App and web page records
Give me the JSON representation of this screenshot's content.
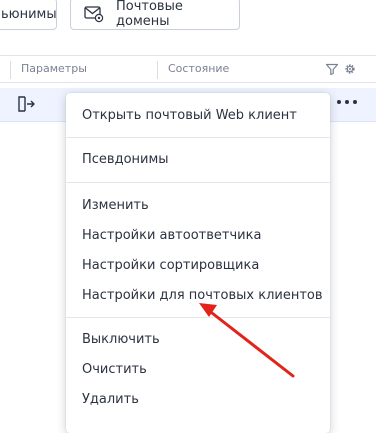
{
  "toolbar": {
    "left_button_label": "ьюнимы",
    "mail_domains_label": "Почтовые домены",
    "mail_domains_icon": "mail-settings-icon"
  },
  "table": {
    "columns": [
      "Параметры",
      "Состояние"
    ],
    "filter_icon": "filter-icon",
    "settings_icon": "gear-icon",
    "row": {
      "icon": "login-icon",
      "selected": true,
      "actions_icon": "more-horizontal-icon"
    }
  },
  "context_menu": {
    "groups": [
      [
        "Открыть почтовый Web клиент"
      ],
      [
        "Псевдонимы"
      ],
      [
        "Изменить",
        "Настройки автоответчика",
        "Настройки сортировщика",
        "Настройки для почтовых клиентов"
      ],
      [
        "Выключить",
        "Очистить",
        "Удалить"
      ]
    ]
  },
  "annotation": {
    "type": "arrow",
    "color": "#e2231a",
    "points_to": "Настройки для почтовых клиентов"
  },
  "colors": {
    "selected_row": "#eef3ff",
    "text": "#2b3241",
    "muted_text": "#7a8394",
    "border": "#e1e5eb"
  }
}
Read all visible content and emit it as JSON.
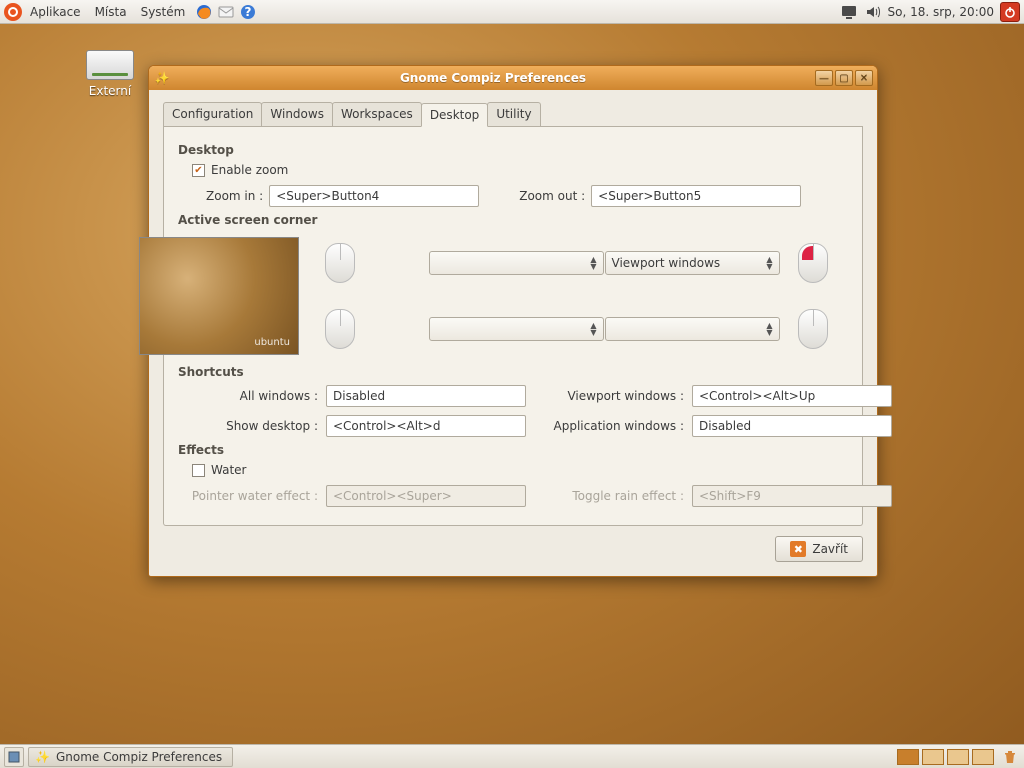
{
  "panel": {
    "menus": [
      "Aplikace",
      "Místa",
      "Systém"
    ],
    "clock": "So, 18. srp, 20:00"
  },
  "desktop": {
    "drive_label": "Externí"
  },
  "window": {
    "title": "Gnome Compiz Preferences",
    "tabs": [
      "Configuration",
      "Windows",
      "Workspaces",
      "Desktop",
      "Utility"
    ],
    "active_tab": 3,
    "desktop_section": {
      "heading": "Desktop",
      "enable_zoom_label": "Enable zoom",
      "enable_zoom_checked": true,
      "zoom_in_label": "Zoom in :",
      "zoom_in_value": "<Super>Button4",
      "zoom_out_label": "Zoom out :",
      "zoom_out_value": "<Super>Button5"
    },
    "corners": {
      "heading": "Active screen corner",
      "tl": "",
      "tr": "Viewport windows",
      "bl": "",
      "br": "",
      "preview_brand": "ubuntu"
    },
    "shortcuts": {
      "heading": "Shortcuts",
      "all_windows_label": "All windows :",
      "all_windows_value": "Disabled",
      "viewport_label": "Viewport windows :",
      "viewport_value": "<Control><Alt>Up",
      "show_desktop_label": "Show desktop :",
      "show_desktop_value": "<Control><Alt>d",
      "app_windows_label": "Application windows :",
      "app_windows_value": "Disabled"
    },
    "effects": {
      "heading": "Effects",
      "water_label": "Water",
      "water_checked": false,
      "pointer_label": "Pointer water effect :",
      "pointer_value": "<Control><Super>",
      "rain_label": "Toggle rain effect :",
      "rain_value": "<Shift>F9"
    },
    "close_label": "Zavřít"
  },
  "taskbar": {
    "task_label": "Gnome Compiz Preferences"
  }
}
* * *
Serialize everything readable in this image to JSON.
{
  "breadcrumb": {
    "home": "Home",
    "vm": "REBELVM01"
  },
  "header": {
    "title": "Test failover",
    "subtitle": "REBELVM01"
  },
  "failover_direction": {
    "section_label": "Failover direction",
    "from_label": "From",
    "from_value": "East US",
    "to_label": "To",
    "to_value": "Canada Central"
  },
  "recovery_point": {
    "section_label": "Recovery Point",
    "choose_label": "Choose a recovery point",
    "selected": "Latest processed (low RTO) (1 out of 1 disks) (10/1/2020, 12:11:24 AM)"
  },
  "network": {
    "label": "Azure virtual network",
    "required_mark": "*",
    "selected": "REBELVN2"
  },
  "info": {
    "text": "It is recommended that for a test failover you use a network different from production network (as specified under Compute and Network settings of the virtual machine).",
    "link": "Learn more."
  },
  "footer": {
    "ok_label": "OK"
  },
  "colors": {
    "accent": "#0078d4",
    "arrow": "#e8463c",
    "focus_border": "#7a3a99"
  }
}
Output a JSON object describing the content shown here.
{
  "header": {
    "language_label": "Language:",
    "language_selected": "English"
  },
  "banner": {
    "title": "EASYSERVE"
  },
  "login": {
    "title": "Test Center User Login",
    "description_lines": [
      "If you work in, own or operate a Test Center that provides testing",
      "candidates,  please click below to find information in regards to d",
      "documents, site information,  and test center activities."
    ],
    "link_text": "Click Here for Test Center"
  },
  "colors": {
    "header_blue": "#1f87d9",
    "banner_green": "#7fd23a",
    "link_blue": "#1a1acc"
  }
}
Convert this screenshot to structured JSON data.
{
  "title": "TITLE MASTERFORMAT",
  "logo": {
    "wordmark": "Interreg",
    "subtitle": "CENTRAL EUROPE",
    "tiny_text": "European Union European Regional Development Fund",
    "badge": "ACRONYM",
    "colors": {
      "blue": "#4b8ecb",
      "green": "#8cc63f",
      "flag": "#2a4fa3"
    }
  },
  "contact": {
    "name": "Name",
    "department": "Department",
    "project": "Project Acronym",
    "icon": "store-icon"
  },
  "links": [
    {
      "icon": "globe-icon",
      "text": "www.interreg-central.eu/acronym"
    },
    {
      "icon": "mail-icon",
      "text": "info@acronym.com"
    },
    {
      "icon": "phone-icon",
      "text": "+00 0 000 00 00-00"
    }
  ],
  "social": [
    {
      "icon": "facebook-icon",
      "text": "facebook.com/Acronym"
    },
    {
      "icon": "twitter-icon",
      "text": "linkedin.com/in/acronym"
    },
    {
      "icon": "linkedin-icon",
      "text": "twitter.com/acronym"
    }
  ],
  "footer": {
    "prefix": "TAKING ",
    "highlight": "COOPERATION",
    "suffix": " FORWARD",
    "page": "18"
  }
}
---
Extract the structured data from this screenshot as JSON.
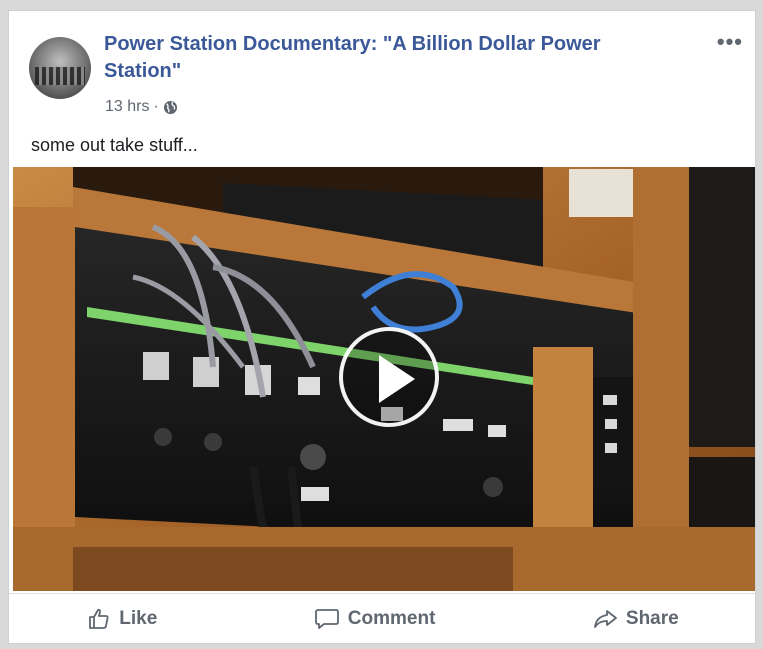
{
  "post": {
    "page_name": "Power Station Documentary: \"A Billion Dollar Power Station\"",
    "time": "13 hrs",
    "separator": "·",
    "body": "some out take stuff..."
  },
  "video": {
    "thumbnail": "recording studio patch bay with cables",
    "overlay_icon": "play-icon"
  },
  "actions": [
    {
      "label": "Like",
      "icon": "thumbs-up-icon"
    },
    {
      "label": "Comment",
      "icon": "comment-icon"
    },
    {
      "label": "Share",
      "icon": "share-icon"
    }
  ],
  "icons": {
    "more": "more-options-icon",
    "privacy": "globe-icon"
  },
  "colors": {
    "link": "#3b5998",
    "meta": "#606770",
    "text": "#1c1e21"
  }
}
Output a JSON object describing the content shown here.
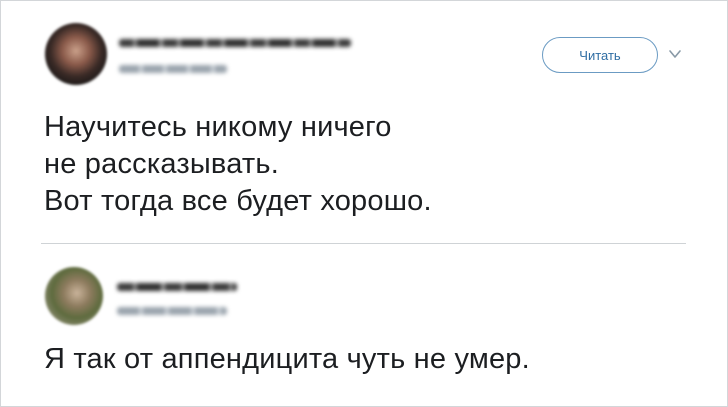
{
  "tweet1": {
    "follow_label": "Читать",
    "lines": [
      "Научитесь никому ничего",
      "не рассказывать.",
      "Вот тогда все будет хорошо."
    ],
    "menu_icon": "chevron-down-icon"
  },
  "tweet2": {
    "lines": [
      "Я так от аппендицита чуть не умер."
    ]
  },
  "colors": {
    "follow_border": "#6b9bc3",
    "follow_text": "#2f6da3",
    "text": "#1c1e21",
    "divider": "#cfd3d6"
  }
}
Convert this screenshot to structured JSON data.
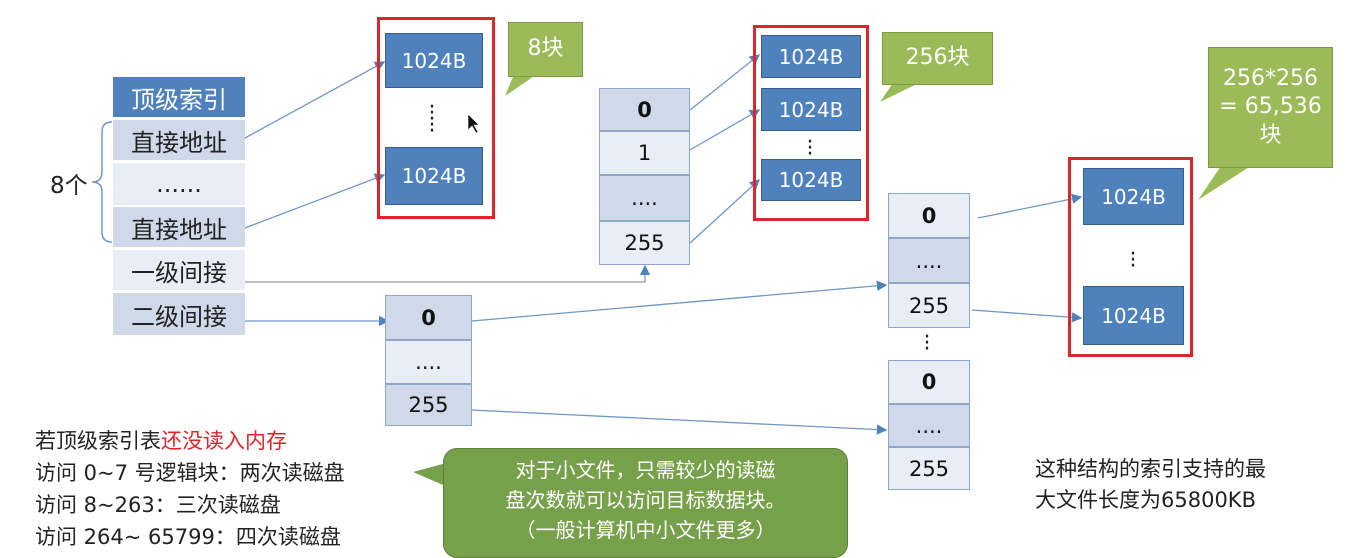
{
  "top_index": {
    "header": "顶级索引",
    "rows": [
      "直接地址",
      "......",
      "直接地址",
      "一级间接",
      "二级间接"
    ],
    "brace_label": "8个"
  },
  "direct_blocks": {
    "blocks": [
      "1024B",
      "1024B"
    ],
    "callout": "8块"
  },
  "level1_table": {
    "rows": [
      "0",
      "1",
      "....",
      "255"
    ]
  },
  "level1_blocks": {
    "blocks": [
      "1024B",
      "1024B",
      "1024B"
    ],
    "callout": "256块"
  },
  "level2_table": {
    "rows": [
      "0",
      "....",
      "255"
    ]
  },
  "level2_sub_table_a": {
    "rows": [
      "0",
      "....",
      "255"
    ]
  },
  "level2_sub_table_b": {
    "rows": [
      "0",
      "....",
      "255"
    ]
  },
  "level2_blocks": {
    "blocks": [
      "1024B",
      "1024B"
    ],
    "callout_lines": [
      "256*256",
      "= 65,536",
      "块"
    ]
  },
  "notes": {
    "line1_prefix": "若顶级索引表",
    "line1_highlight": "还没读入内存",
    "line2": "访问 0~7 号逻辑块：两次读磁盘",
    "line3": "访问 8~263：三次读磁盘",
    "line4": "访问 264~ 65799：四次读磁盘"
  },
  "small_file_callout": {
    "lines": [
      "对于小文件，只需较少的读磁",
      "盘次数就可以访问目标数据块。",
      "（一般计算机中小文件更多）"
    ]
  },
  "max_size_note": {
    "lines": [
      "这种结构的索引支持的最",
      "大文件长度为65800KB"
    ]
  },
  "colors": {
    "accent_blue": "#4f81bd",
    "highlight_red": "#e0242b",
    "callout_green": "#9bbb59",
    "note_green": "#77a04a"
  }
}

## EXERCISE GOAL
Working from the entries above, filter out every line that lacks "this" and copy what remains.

## YOUR SOLUTION
Give me the JSON representation of this screenshot's content.
Serialize everything readable in this image to JSON.
Convert this screenshot to structured JSON data.
Extract the structured data from this screenshot as JSON.
Convert this screenshot to structured JSON data.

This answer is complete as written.